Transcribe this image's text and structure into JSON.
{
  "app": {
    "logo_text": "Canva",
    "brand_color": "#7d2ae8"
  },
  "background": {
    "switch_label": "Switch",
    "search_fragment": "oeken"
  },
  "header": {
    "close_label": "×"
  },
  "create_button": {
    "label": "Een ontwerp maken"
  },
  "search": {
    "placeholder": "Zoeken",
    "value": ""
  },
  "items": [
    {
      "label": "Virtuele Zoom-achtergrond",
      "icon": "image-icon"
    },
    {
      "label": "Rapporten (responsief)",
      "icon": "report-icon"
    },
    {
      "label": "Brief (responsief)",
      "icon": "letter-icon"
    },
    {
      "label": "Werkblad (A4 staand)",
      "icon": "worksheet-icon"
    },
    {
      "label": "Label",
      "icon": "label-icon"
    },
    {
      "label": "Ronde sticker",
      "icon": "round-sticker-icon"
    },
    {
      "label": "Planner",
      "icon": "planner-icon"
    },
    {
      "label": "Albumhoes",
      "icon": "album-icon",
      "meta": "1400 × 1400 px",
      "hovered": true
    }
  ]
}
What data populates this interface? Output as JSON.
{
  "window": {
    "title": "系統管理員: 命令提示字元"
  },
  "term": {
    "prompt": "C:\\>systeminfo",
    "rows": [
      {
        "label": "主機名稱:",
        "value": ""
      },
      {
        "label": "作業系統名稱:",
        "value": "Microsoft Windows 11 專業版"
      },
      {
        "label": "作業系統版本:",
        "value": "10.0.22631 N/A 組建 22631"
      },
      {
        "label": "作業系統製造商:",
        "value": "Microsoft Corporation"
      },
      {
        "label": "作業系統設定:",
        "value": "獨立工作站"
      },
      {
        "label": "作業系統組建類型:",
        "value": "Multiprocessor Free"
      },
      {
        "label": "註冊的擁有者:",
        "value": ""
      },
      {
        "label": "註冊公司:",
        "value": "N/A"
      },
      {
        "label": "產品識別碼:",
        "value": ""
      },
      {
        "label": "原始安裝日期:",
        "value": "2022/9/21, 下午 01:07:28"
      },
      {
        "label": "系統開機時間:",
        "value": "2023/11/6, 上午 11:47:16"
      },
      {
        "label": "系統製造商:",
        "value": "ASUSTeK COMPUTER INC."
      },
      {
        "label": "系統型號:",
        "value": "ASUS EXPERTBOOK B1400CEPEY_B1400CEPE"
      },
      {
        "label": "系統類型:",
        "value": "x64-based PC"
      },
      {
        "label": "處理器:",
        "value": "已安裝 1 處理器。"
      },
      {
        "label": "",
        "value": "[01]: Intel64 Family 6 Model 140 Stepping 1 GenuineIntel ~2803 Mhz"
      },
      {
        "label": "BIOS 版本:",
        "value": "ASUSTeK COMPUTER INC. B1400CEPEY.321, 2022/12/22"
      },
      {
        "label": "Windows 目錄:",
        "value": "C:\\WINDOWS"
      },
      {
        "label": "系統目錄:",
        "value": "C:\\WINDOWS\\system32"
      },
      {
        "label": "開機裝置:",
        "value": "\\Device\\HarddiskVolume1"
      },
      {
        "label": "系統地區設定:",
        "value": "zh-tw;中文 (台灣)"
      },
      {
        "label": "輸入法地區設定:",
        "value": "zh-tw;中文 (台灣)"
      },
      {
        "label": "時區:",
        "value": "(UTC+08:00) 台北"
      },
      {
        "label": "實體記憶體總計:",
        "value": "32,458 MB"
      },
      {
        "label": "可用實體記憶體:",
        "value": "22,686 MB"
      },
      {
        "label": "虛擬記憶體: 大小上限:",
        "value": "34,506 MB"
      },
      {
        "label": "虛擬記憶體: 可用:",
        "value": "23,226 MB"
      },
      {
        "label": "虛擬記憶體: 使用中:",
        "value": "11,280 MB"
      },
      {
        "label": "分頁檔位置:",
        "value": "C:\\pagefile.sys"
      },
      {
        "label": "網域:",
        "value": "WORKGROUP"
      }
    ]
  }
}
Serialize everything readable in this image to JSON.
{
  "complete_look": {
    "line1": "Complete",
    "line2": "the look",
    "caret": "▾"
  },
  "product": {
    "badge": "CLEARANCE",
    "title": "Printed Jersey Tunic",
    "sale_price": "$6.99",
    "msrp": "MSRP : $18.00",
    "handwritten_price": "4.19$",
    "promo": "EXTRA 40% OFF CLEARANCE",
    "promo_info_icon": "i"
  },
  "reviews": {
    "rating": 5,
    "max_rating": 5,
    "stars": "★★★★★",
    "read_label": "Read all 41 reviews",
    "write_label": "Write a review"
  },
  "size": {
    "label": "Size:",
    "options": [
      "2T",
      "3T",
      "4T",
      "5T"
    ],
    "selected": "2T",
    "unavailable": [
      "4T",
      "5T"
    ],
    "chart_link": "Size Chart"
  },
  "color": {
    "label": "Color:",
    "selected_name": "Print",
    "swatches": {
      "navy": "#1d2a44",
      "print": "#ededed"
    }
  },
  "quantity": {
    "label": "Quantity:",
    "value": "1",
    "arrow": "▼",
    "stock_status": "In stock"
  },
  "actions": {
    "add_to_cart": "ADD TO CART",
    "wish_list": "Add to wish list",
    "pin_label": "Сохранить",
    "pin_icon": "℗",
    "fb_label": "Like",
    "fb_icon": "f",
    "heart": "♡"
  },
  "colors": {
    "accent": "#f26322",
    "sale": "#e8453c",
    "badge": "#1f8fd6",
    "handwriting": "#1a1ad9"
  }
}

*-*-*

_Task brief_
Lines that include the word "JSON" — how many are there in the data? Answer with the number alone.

_Task answer_
3